This Mississippi Tort Inc. enterprise began in the 1990s, when former Attorney General Mike Moore sued tobacco companies and contracted out the lawsuit to his old law school buddy, Mr. Scruggs. Their nicknames were Scro and Mo. Mr. Scruggs’s firm is estimated to have earned nearly $1 billion in fees; Mr. Moore became a movie hero ("The Insider").
It is a seductive business model, and these days a crew of tort kingpins known as the Pascagoula Mafia show up in nearly every state lawsuit. Mr. Hood made trial lawyer Joey Langston rich by throwing him the state’s case against MCI/WorldCom. Mr. Hood also hired Mr. Langston’s firm — where Mr. Balducci was a partner — to pursue Eli Lilly. It also happens that Mr. Langston is one of Mr. Hood’s major campaign contributors.
When Mr. Hood sued State Farm, Mr. Scruggs supplied him with key documents. Former AG Moore, now a trial lawyer himself, worked both with Mr. Hood on his state insurance litigation and with Mr. Scruggs in private Katrina suits. Mr. Balducci, who left the Langston firm to set up his own practice, was also working with Mr. Scruggs on Katrina litigation. And did we mention who is Mr. Scruggs’s personal criminal attorney? Mr. Langston.

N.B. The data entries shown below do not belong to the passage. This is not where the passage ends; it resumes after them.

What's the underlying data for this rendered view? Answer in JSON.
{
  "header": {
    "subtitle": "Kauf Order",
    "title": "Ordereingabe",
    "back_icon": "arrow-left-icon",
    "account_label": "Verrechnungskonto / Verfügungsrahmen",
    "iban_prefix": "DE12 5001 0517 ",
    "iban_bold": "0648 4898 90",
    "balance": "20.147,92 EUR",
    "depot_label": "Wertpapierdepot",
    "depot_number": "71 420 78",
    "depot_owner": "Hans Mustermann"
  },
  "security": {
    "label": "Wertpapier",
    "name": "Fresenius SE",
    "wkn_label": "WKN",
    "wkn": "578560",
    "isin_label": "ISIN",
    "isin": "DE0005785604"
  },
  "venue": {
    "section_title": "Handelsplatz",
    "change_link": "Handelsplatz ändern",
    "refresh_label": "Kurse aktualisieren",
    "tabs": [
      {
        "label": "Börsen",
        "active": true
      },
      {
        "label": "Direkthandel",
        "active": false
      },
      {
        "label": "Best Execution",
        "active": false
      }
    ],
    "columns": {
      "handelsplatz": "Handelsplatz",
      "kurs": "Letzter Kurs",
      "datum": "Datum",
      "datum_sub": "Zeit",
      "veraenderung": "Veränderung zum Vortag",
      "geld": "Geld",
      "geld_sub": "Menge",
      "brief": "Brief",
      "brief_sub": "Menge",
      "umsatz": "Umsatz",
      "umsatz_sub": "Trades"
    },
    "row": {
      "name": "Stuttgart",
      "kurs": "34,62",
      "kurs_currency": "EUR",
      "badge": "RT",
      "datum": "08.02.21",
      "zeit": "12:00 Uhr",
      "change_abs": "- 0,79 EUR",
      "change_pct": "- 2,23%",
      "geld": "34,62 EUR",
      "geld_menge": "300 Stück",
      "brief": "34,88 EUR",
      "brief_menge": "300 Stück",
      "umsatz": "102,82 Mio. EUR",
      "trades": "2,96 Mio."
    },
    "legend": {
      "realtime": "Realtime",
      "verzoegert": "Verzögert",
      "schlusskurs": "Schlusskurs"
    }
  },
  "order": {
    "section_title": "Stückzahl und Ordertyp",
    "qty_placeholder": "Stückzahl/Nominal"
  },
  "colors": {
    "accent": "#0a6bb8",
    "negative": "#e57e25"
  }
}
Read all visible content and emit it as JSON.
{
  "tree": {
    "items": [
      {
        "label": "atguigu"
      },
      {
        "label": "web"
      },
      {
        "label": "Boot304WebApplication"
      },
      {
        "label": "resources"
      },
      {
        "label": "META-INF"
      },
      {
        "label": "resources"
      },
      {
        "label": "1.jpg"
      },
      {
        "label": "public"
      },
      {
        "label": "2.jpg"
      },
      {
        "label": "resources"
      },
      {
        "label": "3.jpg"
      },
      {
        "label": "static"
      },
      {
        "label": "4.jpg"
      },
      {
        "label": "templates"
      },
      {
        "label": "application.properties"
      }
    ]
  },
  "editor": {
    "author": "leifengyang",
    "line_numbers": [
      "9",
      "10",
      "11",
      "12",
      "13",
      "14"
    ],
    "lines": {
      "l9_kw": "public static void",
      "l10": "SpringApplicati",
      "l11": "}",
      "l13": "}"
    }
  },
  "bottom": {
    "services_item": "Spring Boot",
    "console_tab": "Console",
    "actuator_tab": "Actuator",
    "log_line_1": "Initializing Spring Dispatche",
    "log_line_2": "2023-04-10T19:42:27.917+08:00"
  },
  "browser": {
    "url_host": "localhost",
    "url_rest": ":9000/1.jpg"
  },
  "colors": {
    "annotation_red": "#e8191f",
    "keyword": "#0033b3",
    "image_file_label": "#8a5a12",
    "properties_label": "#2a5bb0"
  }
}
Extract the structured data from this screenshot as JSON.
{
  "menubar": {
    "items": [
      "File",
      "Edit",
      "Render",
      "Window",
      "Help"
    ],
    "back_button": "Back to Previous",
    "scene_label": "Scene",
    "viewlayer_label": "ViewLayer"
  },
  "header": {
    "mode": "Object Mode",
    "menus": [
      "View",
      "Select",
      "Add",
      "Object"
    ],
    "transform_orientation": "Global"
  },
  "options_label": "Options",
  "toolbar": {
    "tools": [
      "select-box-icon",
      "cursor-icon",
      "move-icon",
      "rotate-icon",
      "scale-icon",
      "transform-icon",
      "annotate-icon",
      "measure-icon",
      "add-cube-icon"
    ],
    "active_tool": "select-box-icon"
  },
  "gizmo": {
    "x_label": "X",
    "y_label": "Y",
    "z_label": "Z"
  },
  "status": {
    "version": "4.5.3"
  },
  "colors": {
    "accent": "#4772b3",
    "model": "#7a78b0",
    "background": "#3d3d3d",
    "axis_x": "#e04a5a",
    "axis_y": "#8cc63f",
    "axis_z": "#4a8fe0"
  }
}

These relationships are now starting to haunt the participants. Mr. Hood faced a tough re-election this fall after his Republican opponent highlighted Mr. Hood’s backroom relations with the trial bar. State Auditor Phil Bryant this summer sent Mr. Hood a letter demanding his office commence proceedings to recover the $14 million paid to Mr. Langston and colleagues in the MCI/WorldCom case, saying that, under Mississippi law, the money paid in fees to Mr. Langston rightfully belonged to the state.
Mr. Hood has also been countersued by State Farm, in a detailed complaint alleging that he had an ethically conflicted relationship with Mr. Scruggs throughout the Katrina litigation. Mr. Scruggs gave Mr. Hood documents that had been purloined by two former State Farm contractors, and Mr. Hood helped Mr. Scruggs keep those documents away from a federal court. Mr. Scruggs is also — you had already guessed this — one of Mr. Hood’s major campaign contributors.
It’s not only the Wall Street Journal that thinks this way. I’ve heard similar sentiments from plaintiff’s attorneys in Mississippi outside the Hood-Moore-Scruggs-Langston circle. Speaking of Hood, he got a lucky break in that the Scruggs indictment didn’t happen until after he was re-elected. Any scrutiny that Hood is now receiving, he is in a much better position to withstand it as the state’s AG than as a private citizen. Hood himself must believe he is being scrutinized — how else to account for his month-long case of laryngitis?